all paintings in this post are by Frederick Waugh
I love the Waugh paintings you show on your blog and can't help wonder. Why is it so gosh darned hard to understand water? I've read a bunch of books with titles like "How to Paint Water" that give a basic diagram of a single wave, talk about the importance of perspective or that explain how reflections work, but how do I find instructions for painting majestic choppy seas full of value and color changes? What do I need to understand about the structure of choppy water that Waugh and other maritime painters knew, allowing them to paint such realistic drama from foreground to background. What is the structure of rough seas and what are the principles for coloring the individual chops?
Noah Levi Liddup
That's a really big question. Seascape is (at least for me) extremely difficult I have been working on it for years and it still feels really experimental. I am very comfortable painting in front of nature, painting the sea is a whole different animal.
My experience is that a surf painting has to be invented in the studio. Sketches can be done on location, and a lot is learned by doing that, however when you see a Waugh, it is a studio painting. If you really set up in his vantage points the incoming wave would probably kill you.
I am going to lay out a basic explanation of the biggest idea in painting water.
WATER IS A MIRROR, BROKEN INTO FACETS THAT ARE OF DIFFERENT VALUES DEPENDING ON WHAT THEY ARE REFLECTING.
Above is a Waugh, and below I have clipped a passage from the foreground to illustrate what I mean. In this example, the water is reflecting the sky on the planes that are "level" or what I call the "floors". The broken mirror facets on the "floors' reflect the sky pretty well, but not perfectly, they subtract some percentage of the light they receive as some of it passes down into the water. So they are darker in value than the sky.
The facets or planes of choppy water look a little like a mountains slanting surfaces rising up from a broad base in a tapering pyramid shape. Each of those planes either reflects a different part of the sky or is in shadow. Those facets which take no light from the sky, that is, stand between us and the light, are the darkest. The more vertical the facet, the darker they will be. Seascape painters frequently use a back light because it simplifies the representation of the wave structure and it looks wicked cool. Remember that the world of the shadow is always darker than the world of the light. That means there will be a dark line bounding the top of the wave and the smaller little "mountain spurs" riding on it. That line will be the darkest thing in the wave.

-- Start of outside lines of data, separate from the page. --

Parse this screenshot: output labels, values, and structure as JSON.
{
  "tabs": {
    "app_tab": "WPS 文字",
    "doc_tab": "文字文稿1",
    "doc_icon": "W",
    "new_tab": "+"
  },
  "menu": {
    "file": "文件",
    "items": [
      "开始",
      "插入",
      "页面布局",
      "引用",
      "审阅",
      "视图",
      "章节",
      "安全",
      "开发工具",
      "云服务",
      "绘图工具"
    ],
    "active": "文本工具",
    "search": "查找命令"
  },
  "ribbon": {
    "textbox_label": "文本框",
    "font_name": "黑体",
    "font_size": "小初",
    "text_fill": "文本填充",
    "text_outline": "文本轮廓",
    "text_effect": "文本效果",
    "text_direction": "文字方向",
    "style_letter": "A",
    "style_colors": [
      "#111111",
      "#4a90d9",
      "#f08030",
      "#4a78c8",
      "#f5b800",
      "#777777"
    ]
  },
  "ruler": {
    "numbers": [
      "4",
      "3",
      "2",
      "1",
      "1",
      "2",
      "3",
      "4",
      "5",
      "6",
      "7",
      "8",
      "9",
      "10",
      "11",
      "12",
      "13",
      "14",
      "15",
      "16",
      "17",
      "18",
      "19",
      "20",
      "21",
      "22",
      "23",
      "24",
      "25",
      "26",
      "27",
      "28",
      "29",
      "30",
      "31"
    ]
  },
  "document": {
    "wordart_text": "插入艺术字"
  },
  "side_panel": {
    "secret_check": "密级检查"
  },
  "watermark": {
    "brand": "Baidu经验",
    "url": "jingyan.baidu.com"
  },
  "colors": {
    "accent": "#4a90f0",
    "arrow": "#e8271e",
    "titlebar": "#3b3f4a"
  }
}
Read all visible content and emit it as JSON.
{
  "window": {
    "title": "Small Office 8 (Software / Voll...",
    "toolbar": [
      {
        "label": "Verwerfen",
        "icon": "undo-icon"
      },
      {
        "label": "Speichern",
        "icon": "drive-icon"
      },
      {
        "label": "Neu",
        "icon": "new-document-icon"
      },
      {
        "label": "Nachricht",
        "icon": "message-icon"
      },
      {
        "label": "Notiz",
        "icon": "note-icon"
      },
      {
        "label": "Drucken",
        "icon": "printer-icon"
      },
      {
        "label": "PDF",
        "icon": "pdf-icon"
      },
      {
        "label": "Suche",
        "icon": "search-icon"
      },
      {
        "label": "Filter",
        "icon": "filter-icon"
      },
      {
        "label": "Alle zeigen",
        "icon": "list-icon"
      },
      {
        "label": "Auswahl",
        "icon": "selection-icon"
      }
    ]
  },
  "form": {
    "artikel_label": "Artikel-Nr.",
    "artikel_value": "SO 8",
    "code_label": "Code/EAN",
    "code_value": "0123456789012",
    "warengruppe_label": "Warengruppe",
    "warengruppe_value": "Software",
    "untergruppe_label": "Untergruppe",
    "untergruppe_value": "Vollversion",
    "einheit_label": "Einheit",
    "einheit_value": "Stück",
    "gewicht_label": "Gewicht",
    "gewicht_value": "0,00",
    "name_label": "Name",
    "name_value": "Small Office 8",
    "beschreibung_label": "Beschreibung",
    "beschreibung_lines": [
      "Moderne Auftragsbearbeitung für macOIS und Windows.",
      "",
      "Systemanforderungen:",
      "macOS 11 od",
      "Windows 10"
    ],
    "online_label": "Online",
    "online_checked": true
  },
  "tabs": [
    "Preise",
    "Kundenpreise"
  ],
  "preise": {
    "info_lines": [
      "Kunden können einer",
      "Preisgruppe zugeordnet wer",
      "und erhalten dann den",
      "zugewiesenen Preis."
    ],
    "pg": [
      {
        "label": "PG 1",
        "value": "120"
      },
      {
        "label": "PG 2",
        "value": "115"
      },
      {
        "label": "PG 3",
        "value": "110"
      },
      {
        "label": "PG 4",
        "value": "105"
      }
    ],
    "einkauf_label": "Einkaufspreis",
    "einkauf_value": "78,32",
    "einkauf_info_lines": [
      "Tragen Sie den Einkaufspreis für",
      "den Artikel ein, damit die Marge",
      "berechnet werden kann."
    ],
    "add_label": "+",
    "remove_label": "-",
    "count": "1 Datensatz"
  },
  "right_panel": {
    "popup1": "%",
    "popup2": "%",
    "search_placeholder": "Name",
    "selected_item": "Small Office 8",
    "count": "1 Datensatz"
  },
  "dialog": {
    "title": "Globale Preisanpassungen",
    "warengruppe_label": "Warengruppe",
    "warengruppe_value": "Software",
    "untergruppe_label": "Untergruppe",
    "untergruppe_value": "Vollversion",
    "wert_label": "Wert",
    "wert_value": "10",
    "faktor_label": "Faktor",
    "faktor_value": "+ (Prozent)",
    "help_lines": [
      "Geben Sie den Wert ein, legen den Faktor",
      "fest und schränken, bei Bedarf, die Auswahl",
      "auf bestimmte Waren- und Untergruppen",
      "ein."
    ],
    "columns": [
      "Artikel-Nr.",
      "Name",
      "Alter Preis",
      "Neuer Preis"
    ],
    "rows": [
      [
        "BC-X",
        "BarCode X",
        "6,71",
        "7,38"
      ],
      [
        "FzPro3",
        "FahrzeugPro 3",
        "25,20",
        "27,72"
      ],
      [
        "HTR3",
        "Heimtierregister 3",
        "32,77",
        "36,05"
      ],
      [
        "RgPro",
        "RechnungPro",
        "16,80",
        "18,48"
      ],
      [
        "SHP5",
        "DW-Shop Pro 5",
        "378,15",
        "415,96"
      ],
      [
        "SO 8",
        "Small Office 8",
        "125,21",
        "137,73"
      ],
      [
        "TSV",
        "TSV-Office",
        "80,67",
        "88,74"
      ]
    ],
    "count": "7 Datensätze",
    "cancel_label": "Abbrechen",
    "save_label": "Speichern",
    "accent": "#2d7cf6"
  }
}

You will need to work with at least three separate values to explain the structure of the wave. Those are needed for the shadow, the less vertical planes which are taking less light and the floors or surfaces which reflect the sky most. If you look at the detail below you can pick out these three values.
I will talk a little more about the structure of the "chop" in the next post.